Since the passage of House Bill 2, Tyler's son has been doing his schoolwork under a special arrangement that allows him to take classes mostly from home.
Durham School of the Arts student Cailin Clarke said she welcomes the federal directive.
"One of my best friends is trans, and he can't use the bathroom," Clarke said. "He has to walk across the school to use the bathroom where he's safe. and it's really alarming."
Before the law was passed in a one-day emergency legislative session in March, Hunter Schafer, 17, had no problems being accepted by her peers at the North Carolina School of the Arts, a residential high school in Winston-Salem where the Raleigh teen has lived in the girls' dormitory.
With the passage of the law, Schafer said she found herself "just having to decide, do I break the law, or do I put myself in this highly uncomfortable or highly dangerous situation in the men's restroom?"
Eventually, the school gave her her own private restroom.
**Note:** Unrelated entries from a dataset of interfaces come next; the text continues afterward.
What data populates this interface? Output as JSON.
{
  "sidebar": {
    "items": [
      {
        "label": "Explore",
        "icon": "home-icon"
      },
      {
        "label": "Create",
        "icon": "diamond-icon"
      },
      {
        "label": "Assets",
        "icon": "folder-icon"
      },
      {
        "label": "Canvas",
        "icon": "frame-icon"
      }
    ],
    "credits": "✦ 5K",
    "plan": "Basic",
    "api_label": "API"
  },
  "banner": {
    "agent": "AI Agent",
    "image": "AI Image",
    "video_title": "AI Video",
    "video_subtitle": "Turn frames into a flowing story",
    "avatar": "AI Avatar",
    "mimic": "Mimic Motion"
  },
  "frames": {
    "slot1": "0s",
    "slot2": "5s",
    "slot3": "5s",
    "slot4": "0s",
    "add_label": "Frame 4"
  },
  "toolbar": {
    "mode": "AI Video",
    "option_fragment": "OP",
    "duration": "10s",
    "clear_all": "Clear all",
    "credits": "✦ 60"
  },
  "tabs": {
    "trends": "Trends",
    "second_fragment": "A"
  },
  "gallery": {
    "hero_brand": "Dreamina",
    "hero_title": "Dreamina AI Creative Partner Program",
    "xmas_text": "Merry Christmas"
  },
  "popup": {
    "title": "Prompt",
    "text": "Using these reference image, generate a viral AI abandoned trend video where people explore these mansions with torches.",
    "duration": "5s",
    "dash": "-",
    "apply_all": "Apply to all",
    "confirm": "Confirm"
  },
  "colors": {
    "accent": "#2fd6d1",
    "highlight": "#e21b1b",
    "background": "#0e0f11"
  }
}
"Putting me into that box of a grown man going into a women’s restroom is incorrect," said Schafer, one of six transgender people who have challenged House Bill 2 in federal court. "I have to kind of put myself in their shoes and try to understand where they’re coming from, and I truly think that’s a place of misunderstanding."
Her mother, Katy Schafer, said the argument used by House Bill 2 supporters that boys or men would be naked in front of girls is based on a false premise.
"(It's) starting from the assumption that she would want to undress in front of other people," Katy Schafer said. "They’re assuming this child doesn’t want to be private."
Her father, Mac Schafer, was elated to hear the new guidance from the Obama administration.
"As a parent, some of your core instincts are protection for your child," he said. "To know that the federal government is pushing for respect and safe space and rights for Hunter is thrilling."